It’s a brisk, sunny Saturday in early December, and there’s a mad dash to the entrance of Ross Mill Farm.

Beyond the entrance gate, a group of kids ranging in age from about 7 to mid-teens rush past their parents and stop abruptly in front of two large potbellied pigs ready to greet them. Inching closer, two girls cooing in unison kneel down to pet them. Another kid darts off in another direction toward a pint-size spotted piglet wagging its tail in delight.

The rest of the group files into a large wooden lodge housing dozens of pigs. Some are in fenced cubicles, snuggled warmly under blankets. Others roam freely to greet families strolling about. One of the kids pulls out an iPhone and begins to Snapchat an interaction with a pig licking her hand.
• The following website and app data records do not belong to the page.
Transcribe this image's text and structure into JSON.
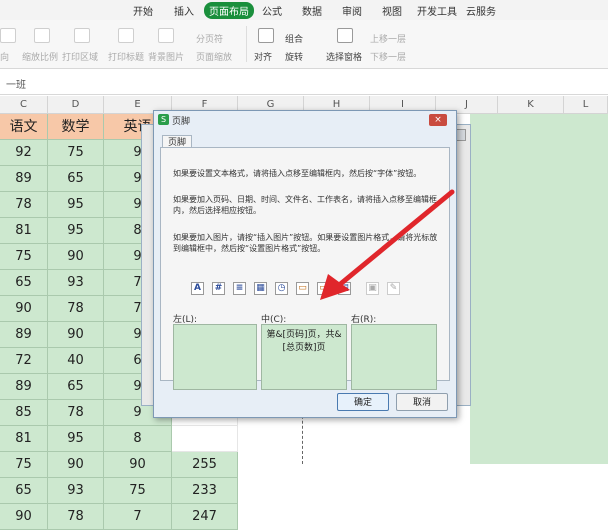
{
  "ribbon": {
    "tabs": [
      "开始",
      "插入",
      "页面布局",
      "公式",
      "数据",
      "审阅",
      "视图",
      "开发工具",
      "云服务"
    ],
    "active_tab": "页面布局",
    "tools": {
      "orientation": "向",
      "shrink": "缩放比例",
      "print_area": "打印区域",
      "print_titles": "打印标题",
      "background": "背景图片",
      "page_break": "分页符",
      "page_zoom": "页面缩放",
      "align": "对齐",
      "group": "组合",
      "rotate": "旋转",
      "select_pane": "选择窗格",
      "bring_forward": "上移一层",
      "send_backward": "下移一层"
    }
  },
  "formula_bar": {
    "content": "一班"
  },
  "grid": {
    "columns": [
      "C",
      "D",
      "E",
      "F",
      "G",
      "H",
      "I",
      "J",
      "K",
      "L"
    ],
    "headers": [
      "语文",
      "数学",
      "英语"
    ],
    "rows": [
      [
        "92",
        "75",
        "9",
        ""
      ],
      [
        "89",
        "65",
        "9",
        ""
      ],
      [
        "78",
        "95",
        "9",
        ""
      ],
      [
        "81",
        "95",
        "8",
        ""
      ],
      [
        "75",
        "90",
        "9",
        ""
      ],
      [
        "65",
        "93",
        "7",
        ""
      ],
      [
        "90",
        "78",
        "7",
        ""
      ],
      [
        "89",
        "90",
        "9",
        ""
      ],
      [
        "72",
        "40",
        "6",
        ""
      ],
      [
        "89",
        "65",
        "9",
        ""
      ],
      [
        "85",
        "78",
        "9",
        ""
      ],
      [
        "81",
        "95",
        "8",
        ""
      ],
      [
        "75",
        "90",
        "90",
        "255"
      ],
      [
        "65",
        "93",
        "75",
        "233"
      ],
      [
        "90",
        "78",
        "7",
        "247"
      ]
    ]
  },
  "dialog": {
    "title": "页脚",
    "tab": "页脚",
    "close": "×",
    "instructions": [
      "如果要设置文本格式，请将插入点移至编辑框内，然后按“字体”按钮。",
      "如果要加入页码、日期、时间、文件名、工作表名，请将插入点移至编辑框内，然后选择相应按钮。",
      "如果要加入图片，请按“插入图片”按钮。如果要设置图片格式，请将光标放到编辑框中，然后按“设置图片格式”按钮。"
    ],
    "toolbar_icons": [
      "font-icon",
      "page-number-icon",
      "total-pages-icon",
      "date-icon",
      "time-icon",
      "file-path-icon",
      "file-name-icon",
      "sheet-name-icon",
      "insert-picture-icon",
      "format-picture-icon"
    ],
    "sections": {
      "left": {
        "label": "左(L):",
        "content": ""
      },
      "center": {
        "label": "中(C):",
        "content": "第&[页码]页，共&[总页数]页"
      },
      "right": {
        "label": "右(R):",
        "content": ""
      }
    },
    "ok_label": "确定",
    "cancel_label": "取消"
  },
  "colors": {
    "accent": "#1a8f3c",
    "cell_green": "#cde8cf",
    "header_orange": "#f7c8a8",
    "arrow_red": "#e0262b"
  }
}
Squeals and high-pitched laughter abound.

These sights and sounds are familiar to Ross Mill Farm owner Susan Armstrong Magidson, who has opened the facility from noon into the evening on this Saturday for a holiday open house. “We’re generally open from 12 to 3 p.m. every day, but I thought it would be nice to host a holiday open house to invite families, people, out to meet our pigs and really just kick back and have a good time,” Magidson says.

Families from far and wide have come to the Bucks County farm, about an hour north of Philadelphia, to meet new piggy pals, mingle with fellow pig lovers, and potentially to adopt. “Pigs are genuinely friendly creatures,” Magidson says. “The potbellied pig is like a 3-year-old: very intelligent but really self-centered. You have to provide it with lots of care.”

For Magidson, pig breeding and boarding started out as a hobby. She and her husband were marketing consultants in New York City. In the early ’90s they purchased Ross Mill, which dates back to 1740, as a retreat from manic city life. Starting off as a small “gentleman farm” with just a few chickens, goats, and pigs, Magidson took an especial liking to breeding and raising pigs. By 1992, she and her husband retired from their cushy jobs and moved to the farm full time to provide services for their bevy of pigs. By then, they had already begun rescuing pigs that were left abandoned by farms and in desperate need of shelter. Magidson then started a pig-rearing club and became president of the national organization.

Today, Ross Mill Farm and its crew of 10 employees not only support the rescue of pigs, foster care, and adoption, but also short- and long-term boarding. “I found that those looking to go on a short vacation, or no longer wanted to care for their pig, needed boarding,” says Magidson over the phone some days later.

In addition, the farm provides pet pig consultation, veterinary care, transportation and concierge services (Magidson and her crew provides door-to-door pickup for pigs), in-house food manufacturing, spa services (including “pigticians” for grooming and and massage therapy), and more. (A word to the wise: pigs love being massaged.) Magidson even sells specially made pig harnesses without sharp edges that avoid chafing.

It’s easy to see how a pig lover could be seduced into dreams of porcine adoption. Magidson doesn’t discourage the concept, but she advises, “The holidays aren’t a good time to introduce a pig during the height of an activity. It can create a lot of chaos. Adoption shouldn’t be a surprise or a gift. There’s a process to incorporating a pig or piglet into your family dynamic.”

Magidson says that she sees an influx of unwanted pets in January. “Parents will surprise their kid with a pet. The kid might not be happy with it, or it takes up too much responsibility with it and then decide to re-shelter it.”

However, if someone is serious about adopting a pig, Magidson says the first step is asking yourself some real questions. “It’s an obligation to adopt any pet, specifically a pig. You have to think: Do I really want to do this? Can I actually provide a home for it? Once you come to an answer, then you can proceed.”